┏━━

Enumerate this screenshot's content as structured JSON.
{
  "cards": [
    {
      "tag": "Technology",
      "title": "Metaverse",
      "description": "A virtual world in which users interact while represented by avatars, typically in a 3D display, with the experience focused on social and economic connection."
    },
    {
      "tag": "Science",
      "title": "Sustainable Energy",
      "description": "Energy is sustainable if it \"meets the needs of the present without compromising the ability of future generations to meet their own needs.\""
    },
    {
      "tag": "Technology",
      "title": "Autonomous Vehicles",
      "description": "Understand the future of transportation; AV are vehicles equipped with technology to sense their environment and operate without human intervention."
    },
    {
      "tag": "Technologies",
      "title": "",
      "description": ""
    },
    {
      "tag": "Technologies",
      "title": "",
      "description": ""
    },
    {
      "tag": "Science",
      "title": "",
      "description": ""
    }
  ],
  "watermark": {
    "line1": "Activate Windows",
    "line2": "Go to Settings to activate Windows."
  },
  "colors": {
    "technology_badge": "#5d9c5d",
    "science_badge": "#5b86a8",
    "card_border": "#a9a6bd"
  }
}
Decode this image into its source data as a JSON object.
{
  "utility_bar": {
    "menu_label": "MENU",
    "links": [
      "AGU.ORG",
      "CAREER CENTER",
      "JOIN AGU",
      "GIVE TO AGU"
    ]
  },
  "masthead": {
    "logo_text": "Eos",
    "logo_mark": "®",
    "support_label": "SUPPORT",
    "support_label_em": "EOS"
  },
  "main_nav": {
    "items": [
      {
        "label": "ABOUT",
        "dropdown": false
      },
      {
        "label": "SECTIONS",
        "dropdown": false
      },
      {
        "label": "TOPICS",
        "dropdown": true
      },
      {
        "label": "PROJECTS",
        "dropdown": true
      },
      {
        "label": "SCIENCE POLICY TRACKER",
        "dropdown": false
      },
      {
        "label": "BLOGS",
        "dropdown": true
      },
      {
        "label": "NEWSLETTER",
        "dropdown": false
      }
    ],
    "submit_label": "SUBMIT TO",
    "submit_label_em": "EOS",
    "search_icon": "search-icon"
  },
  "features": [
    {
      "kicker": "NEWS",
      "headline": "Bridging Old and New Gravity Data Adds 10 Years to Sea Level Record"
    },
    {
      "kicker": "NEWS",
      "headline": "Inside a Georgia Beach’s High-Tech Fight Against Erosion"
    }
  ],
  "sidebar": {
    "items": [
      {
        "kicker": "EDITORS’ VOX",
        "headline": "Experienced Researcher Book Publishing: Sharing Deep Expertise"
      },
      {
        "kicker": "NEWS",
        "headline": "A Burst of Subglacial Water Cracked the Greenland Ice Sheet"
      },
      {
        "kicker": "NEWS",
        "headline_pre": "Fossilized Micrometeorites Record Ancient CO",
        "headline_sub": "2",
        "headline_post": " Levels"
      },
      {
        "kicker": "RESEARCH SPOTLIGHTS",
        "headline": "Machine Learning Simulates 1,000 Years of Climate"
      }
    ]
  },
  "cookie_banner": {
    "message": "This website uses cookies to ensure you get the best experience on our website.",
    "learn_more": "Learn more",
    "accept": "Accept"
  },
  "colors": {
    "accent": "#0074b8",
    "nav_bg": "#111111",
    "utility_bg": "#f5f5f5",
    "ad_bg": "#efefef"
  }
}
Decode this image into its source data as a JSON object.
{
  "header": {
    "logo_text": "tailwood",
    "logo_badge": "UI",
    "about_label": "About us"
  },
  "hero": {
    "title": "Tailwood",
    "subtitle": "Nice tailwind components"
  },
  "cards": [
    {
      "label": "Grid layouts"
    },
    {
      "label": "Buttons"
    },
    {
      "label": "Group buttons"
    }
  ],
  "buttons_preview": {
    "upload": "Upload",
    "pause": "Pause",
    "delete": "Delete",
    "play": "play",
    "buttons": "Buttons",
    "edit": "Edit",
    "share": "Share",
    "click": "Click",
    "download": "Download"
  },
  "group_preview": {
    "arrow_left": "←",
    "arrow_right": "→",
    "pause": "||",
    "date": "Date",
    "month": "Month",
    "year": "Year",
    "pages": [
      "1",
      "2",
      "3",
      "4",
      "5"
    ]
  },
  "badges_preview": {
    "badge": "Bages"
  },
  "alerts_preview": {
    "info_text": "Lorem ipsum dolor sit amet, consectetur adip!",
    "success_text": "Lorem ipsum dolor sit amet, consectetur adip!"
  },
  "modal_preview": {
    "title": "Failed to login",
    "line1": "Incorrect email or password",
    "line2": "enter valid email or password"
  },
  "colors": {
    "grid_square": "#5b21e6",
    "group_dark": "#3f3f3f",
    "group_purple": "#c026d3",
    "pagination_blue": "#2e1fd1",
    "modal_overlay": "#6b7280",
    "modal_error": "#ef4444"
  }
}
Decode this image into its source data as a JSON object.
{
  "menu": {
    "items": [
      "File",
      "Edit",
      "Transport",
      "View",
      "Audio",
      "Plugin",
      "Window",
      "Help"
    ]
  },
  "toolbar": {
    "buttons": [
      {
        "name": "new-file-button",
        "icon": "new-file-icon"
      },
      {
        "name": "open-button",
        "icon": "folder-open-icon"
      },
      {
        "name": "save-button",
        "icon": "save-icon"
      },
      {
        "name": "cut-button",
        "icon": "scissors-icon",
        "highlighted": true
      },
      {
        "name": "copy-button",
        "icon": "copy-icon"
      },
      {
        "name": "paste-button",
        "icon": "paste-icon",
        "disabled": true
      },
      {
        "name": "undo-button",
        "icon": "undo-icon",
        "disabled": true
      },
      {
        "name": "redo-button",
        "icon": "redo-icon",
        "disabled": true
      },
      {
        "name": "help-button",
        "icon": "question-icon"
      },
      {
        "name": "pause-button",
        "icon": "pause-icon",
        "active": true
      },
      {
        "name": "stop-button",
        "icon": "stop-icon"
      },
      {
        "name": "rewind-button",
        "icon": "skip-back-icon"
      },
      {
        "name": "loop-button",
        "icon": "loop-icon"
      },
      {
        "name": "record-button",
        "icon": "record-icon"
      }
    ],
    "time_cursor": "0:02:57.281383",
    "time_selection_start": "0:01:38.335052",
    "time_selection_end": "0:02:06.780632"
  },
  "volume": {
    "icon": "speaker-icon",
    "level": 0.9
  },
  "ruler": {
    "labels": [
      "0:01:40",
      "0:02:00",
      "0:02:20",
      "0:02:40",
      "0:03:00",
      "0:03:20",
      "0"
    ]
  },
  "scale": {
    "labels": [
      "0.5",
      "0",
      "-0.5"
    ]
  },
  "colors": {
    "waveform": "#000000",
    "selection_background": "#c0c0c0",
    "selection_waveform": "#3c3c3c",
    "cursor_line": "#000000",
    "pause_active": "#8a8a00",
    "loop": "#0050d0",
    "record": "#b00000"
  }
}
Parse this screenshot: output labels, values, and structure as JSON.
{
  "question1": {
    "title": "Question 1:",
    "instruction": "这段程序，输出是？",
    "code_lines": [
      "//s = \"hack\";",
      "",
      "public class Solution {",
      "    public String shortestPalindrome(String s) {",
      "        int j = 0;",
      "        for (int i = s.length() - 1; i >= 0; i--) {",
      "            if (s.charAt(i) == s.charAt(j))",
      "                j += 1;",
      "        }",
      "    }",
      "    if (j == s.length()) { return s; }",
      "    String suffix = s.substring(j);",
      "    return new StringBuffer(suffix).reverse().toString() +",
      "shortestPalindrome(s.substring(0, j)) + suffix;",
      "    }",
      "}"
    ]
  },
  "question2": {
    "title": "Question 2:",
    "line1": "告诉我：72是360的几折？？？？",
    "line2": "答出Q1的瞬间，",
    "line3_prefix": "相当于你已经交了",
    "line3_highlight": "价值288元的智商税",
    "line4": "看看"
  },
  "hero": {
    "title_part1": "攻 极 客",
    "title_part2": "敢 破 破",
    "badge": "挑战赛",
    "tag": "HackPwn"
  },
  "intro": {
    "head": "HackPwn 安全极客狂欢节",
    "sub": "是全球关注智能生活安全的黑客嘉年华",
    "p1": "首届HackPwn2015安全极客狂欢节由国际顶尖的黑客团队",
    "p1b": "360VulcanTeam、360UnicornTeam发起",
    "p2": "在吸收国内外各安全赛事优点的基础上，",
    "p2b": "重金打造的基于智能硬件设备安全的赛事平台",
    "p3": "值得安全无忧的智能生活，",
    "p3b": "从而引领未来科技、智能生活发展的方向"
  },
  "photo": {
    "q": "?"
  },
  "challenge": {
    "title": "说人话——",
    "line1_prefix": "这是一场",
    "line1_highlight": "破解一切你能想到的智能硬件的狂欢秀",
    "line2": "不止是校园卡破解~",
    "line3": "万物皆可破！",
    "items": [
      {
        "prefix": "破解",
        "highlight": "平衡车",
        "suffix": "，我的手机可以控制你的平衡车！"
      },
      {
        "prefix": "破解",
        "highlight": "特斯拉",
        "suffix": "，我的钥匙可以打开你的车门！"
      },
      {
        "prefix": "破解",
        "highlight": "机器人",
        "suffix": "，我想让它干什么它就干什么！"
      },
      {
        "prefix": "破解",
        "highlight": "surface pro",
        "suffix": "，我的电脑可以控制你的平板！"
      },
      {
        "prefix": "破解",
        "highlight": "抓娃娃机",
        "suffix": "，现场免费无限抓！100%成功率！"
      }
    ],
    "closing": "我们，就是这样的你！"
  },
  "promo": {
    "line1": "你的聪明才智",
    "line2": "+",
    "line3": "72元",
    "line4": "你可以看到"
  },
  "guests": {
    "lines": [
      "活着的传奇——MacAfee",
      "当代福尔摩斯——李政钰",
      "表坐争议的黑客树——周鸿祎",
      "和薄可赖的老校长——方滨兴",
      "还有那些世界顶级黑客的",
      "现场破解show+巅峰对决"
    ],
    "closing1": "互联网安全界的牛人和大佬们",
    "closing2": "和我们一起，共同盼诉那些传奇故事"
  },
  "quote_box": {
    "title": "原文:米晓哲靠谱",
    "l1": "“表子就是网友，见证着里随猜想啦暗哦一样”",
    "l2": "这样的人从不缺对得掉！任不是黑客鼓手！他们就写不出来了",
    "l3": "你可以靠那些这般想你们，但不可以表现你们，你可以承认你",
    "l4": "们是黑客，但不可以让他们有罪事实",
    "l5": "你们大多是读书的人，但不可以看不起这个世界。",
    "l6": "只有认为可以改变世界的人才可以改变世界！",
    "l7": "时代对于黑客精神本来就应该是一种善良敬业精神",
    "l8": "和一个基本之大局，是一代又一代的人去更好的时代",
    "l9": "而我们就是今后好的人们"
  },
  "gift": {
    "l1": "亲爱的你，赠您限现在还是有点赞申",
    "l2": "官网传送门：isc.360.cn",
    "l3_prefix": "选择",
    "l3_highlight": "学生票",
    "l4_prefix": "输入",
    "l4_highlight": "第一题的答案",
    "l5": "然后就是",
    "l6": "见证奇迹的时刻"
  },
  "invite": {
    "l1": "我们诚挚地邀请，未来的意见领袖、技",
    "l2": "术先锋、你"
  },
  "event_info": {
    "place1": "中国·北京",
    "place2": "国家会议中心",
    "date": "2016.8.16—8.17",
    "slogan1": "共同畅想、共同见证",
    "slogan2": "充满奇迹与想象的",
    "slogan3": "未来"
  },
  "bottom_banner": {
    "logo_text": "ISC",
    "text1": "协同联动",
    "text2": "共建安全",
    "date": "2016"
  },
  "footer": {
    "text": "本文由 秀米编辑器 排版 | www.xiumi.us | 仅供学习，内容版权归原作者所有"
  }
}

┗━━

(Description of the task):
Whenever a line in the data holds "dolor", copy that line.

(Result):
    "info_text": "Lorem ipsum dolor sit amet, consectetur adip!",
    "success_text": "Lorem ipsum dolor sit amet, consectetur adip!"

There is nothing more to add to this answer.